Description of the task.
Scan the data for "Attach" and copy each matching line.

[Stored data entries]

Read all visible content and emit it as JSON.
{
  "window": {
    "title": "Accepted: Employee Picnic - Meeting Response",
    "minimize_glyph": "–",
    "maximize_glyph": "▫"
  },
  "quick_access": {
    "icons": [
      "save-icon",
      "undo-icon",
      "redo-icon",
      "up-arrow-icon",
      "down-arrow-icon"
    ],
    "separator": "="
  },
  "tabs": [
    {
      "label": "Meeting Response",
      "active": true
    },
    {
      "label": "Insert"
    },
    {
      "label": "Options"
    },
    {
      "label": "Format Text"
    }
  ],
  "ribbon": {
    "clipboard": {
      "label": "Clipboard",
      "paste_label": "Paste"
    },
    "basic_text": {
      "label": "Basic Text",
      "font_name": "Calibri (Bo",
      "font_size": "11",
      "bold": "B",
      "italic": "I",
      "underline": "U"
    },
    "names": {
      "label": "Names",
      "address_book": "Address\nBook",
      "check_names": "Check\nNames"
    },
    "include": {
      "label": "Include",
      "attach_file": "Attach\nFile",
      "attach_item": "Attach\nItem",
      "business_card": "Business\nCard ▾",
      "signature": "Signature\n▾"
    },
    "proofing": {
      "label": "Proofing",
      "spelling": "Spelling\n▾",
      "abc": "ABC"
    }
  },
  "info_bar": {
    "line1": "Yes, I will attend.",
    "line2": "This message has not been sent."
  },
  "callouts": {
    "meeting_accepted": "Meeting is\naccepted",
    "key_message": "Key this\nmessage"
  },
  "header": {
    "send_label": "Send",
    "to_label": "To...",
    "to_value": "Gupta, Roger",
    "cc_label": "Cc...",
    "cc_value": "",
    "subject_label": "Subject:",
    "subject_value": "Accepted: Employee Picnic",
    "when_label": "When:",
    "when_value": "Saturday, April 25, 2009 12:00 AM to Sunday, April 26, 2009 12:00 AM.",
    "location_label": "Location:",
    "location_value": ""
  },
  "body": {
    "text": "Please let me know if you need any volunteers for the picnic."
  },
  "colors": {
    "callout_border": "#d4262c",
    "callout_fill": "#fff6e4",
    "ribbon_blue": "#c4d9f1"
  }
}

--

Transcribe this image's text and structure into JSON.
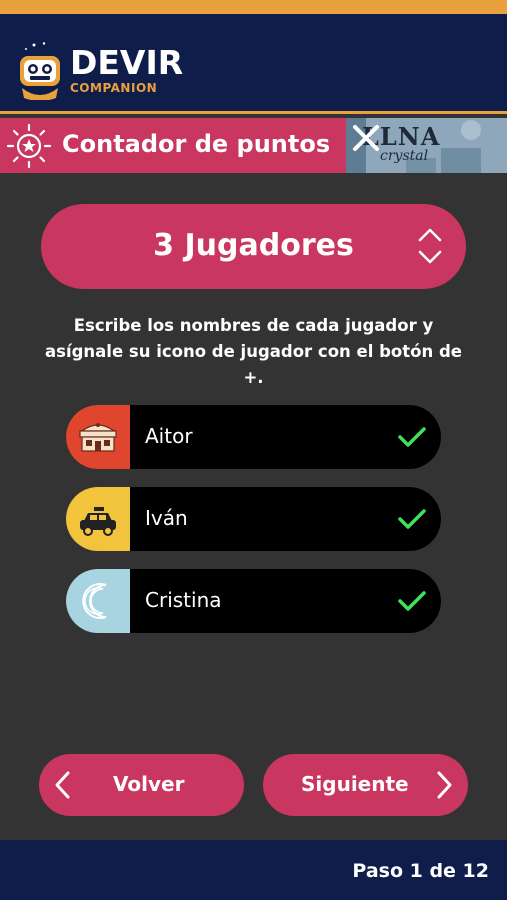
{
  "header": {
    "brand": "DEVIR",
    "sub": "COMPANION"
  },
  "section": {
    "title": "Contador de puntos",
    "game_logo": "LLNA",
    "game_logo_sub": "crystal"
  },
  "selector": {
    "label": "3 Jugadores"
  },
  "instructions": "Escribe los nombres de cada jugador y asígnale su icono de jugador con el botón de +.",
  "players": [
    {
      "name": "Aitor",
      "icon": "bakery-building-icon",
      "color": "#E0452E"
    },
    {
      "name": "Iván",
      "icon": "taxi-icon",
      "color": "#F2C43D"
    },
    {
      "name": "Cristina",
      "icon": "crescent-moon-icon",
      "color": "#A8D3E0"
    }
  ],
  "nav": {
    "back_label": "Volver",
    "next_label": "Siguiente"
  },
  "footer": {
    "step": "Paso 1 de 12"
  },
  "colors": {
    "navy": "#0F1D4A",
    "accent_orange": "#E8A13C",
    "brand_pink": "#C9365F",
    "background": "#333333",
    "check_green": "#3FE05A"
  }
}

Written response.
      "attach_file": "Attach\nFile",
      "attach_item": "Attach\nItem",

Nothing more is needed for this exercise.